These differences become more evident with a larger sampling of STRs. For example, if two testers have a GD of 1 over 12 markers, they could have a GD of 7 over 67 markers. That doesn't necessarily change the assumed degree of relatedness; it simply gives us more resolution. In my own group, CF01, I am a GD of 2 over 67 markers from my fellow Big Y tester. But the nearly 500 STRs pulled from our Big Y's show a GD of 14 over 414 STRs. That's an average of nearly one marker difference per each generation down each line. The two Benjamin testers have a GD of 22 over 382 STRs — again, close to one marker difference per generation.

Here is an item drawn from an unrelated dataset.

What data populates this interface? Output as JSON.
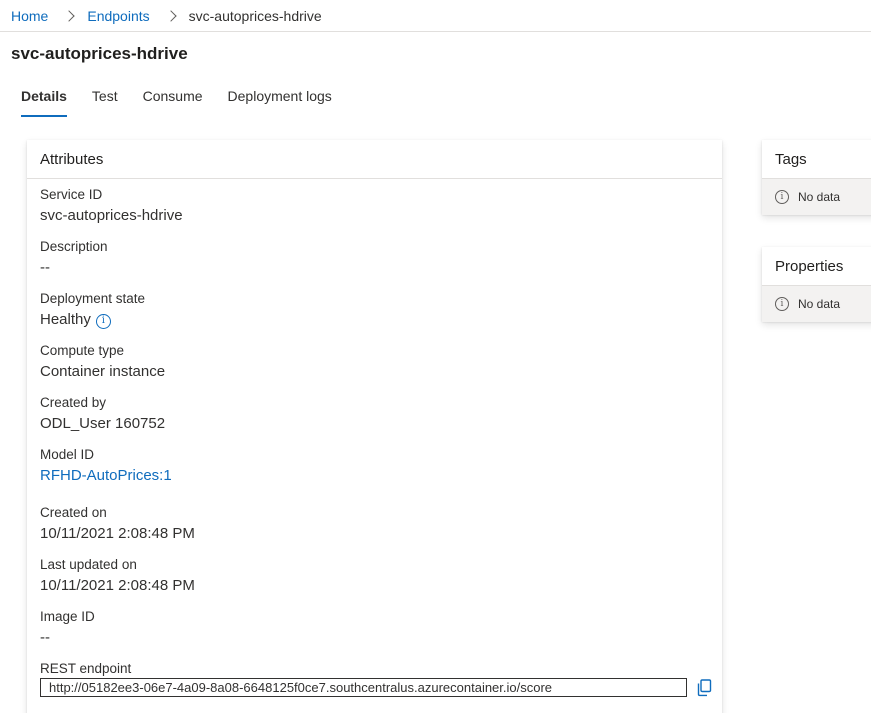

FTDNA does not report the STRs picked up through a Big Y. Instead, the company provides a raw data file, known as a BAM file, to the tester. The BAM can be uploaded to YFull.com for further analysis. Although YFull reports SNPs within a few weeks, it takes several months before STR results are returned. It is my hope that the reported GD between the Nehemiah tester and the Benjamin testers will provide a clue as to the degree of relationship between the two men of Tring.Is CDY = 37-38 Special?
There's another point to be made about STRs in relationship to this study. Despite the general rule of thumb not to trust the values of any one marker (as opposed to the trend of the many), some markers do prove themselves to be relatively stable, at least within the confines of a specific group. Occasionally, some variation within a group can be trusted. There are two such tell-tale markers in the CF01 group. Given that, it's worth noting that the three CF02/C non-Benjamin testers, including the third Big Y, share the CDY values of 37-38. Is this indicative of being negative for the Benjamin SNPs? We don't know yet. Indeed, CDY is a fast-moving marker. Although these values are in the minority in the group, they are shared by five other testers. If these testers are not descended from Benjamin, they will be negative for the Benjamin SNPs. There's nothing in concrete here, but it is worth looking into.Further Testing

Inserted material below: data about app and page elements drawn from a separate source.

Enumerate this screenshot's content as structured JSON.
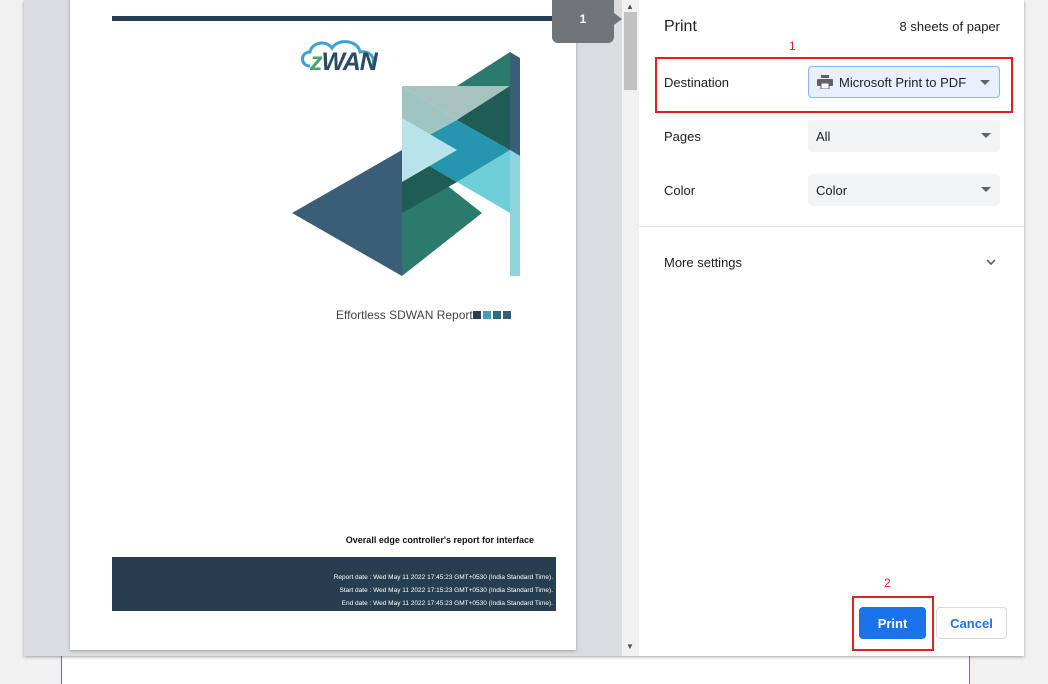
{
  "preview": {
    "page_number": "1",
    "logo_text": "WAN",
    "logo_z": "z",
    "report_title": "Effortless SDWAN Report",
    "overall_title": "Overall edge controller's report for interface",
    "report_date": "Report date : Wed May 11 2022 17:45:23 GMT+0530 (India Standard Time).",
    "start_date": "Start date : Wed May 11 2022 17:15:23 GMT+0530 (India Standard Time).",
    "end_date": "End date : Wed May 11 2022 17:45:23 GMT+0530 (India Standard Time).",
    "square_colors": [
      "#263e4f",
      "#3aa2b2",
      "#2b6e7d",
      "#3b5e78"
    ]
  },
  "settings": {
    "title": "Print",
    "sheets": "8 sheets of paper",
    "destination_label": "Destination",
    "destination_value": "Microsoft Print to PDF",
    "destination_icon": "printer-icon",
    "pages_label": "Pages",
    "pages_value": "All",
    "color_label": "Color",
    "color_value": "Color",
    "more_settings": "More settings"
  },
  "buttons": {
    "print": "Print",
    "cancel": "Cancel"
  },
  "annotations": {
    "label_1": "1",
    "label_2": "2",
    "color": "#e02020"
  },
  "colors": {
    "accent": "#1a73e8",
    "header_bar": "#263e4f"
  }
}
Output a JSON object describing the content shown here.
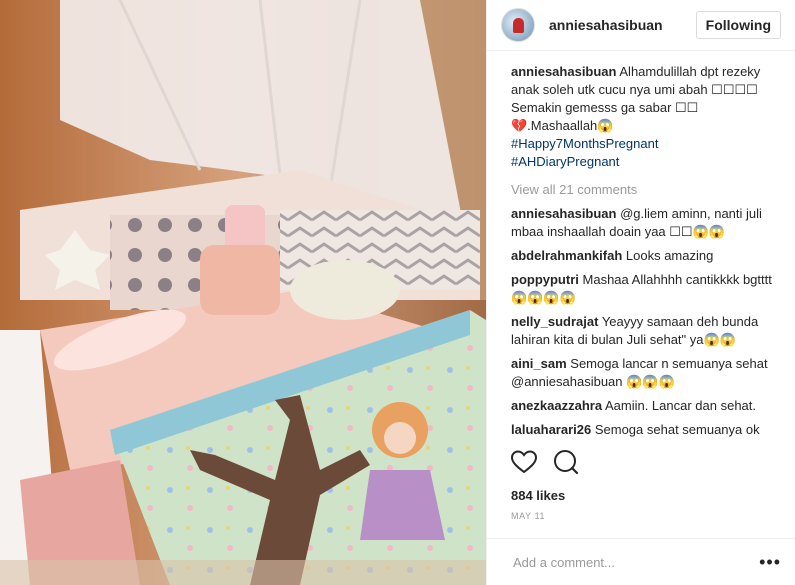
{
  "post": {
    "username": "anniesahasibuan",
    "follow_label": "Following",
    "caption_text": "Alhamdulillah dpt rezeky anak soleh utk cucu nya umi abah ☐☐☐☐ Semakin gemesss ga sabar ☐☐ 💔.Mashaallah😱",
    "hashtags": [
      "#Happy7MonthsPregnant",
      "#AHDiaryPregnant"
    ],
    "view_all": "View all 21 comments",
    "comments": [
      {
        "user": "anniesahasibuan",
        "text": "@g.liem aminn, nanti juli mbaa inshaallah doain yaa ☐☐😱😱"
      },
      {
        "user": "abdelrahmankifah",
        "text": "Looks amazing"
      },
      {
        "user": "poppyputri",
        "text": "Mashaa Allahhhh cantikkkk bgtttt 😱😱😱😱"
      },
      {
        "user": "nelly_sudrajat",
        "text": "Yeayyy samaan deh bunda lahiran kita di bulan Juli sehat\" ya😱😱"
      },
      {
        "user": "aini_sam",
        "text": "Semoga lancar n semuanya sehat @anniesahasibuan 😱😱😱"
      },
      {
        "user": "anezkaazzahra",
        "text": "Aamiin. Lancar dan sehat."
      },
      {
        "user": "laluaharari26",
        "text": "Semoga sehat semuanya ok"
      }
    ],
    "likes": "884 likes",
    "date": "MAY 11",
    "add_comment_placeholder": "Add a comment...",
    "more_label": "•••"
  },
  "icons": {
    "like": "heart-icon",
    "comment": "comment-icon",
    "more": "more-options-icon"
  },
  "colors": {
    "accent_link": "#003569",
    "muted": "#999999",
    "text": "#262626"
  }
}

Those in CF02 who wish to pursue further genetic testing in an effort to determine a genealogy research plan can choose between three sets of tests:
This isn't exactly doing genealogy by genetics, but CF02 is closer to that than the other Cooley groups. And the group has a large number of Y-STR testers. With greater involvement, combined with an exhaustive study of the Tring Hertfordshire Cooleys, we stand to make significant headway.